*** Task data Section Begins ***
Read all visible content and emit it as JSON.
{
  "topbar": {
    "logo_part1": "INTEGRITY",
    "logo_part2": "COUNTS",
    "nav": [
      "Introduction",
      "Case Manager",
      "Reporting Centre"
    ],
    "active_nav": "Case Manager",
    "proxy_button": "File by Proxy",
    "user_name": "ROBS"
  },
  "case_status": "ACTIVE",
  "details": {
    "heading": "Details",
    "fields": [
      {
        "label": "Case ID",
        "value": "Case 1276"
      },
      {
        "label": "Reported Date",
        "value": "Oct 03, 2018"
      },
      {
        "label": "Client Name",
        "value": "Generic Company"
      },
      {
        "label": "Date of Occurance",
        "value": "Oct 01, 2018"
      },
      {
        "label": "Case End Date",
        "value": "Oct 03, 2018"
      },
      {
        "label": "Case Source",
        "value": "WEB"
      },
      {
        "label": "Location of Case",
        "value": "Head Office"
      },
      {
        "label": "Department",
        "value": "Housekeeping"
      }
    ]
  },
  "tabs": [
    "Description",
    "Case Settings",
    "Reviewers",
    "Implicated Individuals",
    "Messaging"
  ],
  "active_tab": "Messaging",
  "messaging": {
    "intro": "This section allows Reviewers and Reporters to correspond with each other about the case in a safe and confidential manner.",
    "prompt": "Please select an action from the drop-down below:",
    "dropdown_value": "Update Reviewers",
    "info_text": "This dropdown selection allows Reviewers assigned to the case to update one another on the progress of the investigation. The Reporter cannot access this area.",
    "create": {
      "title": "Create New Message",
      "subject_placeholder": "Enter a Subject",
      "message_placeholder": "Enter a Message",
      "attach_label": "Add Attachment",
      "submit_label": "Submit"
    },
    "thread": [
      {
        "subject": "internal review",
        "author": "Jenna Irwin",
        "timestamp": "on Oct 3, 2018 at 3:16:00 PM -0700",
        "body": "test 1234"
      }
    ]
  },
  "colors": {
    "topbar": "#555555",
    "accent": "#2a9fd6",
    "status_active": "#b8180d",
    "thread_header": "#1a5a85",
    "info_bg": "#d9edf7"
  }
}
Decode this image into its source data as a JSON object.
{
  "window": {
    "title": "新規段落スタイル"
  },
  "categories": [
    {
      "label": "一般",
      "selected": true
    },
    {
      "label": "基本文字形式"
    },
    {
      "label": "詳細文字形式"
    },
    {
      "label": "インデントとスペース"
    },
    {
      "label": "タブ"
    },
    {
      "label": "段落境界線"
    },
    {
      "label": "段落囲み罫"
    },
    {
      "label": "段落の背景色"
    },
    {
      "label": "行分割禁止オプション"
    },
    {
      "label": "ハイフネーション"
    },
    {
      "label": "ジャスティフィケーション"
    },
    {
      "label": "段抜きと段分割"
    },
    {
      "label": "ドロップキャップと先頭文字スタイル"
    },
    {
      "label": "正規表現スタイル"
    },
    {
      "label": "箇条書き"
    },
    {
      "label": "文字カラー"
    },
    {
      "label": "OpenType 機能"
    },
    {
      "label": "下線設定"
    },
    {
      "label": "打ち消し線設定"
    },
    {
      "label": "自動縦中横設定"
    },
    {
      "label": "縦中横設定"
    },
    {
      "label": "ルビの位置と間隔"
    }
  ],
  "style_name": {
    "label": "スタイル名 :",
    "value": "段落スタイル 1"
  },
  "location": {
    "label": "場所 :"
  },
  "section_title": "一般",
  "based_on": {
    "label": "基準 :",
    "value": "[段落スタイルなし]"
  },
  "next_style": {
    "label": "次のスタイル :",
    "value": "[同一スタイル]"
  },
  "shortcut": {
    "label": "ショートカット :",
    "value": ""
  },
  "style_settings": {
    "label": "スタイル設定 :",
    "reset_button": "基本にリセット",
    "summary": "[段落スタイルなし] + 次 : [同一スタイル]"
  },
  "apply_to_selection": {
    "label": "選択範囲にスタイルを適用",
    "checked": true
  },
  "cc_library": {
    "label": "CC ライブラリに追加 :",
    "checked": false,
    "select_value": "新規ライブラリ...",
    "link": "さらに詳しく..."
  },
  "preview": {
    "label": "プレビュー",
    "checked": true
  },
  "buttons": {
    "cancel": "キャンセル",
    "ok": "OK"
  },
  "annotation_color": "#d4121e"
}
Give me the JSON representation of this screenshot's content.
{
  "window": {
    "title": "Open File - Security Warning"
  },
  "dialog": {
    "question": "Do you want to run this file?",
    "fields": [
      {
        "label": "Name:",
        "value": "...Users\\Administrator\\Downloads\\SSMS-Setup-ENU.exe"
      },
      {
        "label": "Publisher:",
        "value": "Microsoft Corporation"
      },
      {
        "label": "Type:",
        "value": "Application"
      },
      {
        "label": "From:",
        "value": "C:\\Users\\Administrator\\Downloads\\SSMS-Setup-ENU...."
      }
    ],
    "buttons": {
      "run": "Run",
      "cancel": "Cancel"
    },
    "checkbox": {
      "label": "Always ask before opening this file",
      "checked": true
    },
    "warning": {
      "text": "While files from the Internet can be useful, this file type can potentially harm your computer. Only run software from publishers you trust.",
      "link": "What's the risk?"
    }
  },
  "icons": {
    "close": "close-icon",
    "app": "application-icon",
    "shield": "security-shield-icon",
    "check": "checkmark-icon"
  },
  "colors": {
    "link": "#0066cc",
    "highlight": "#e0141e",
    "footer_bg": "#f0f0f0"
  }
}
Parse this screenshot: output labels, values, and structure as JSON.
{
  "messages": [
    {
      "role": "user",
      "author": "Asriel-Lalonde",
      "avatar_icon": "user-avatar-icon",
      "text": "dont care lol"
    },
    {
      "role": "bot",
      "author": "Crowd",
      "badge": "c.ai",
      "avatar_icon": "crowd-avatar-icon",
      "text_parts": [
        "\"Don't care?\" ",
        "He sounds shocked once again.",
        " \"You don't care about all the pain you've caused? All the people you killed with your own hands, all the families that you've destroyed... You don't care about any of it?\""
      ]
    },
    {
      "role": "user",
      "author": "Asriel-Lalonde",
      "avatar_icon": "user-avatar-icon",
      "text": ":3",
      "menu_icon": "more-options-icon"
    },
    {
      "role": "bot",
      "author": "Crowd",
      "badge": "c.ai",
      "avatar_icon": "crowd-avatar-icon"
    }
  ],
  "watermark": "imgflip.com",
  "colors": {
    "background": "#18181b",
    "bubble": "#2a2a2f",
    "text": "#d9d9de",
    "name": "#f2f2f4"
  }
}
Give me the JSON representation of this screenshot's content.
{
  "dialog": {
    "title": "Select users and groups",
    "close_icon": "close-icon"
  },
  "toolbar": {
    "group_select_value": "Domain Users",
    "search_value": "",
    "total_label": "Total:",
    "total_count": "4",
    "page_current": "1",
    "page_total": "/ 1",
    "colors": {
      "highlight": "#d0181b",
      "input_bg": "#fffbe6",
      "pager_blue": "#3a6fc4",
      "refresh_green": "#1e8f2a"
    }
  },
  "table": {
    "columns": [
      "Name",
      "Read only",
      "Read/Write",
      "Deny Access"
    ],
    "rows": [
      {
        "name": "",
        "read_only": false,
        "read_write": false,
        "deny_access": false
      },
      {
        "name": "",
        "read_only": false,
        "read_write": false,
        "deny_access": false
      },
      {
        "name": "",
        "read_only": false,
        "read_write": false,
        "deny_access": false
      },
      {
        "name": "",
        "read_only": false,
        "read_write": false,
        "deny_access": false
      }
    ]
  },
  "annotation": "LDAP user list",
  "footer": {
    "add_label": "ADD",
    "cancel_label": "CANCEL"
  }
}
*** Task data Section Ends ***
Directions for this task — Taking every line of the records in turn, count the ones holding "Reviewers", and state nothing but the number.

Completed exercise — 4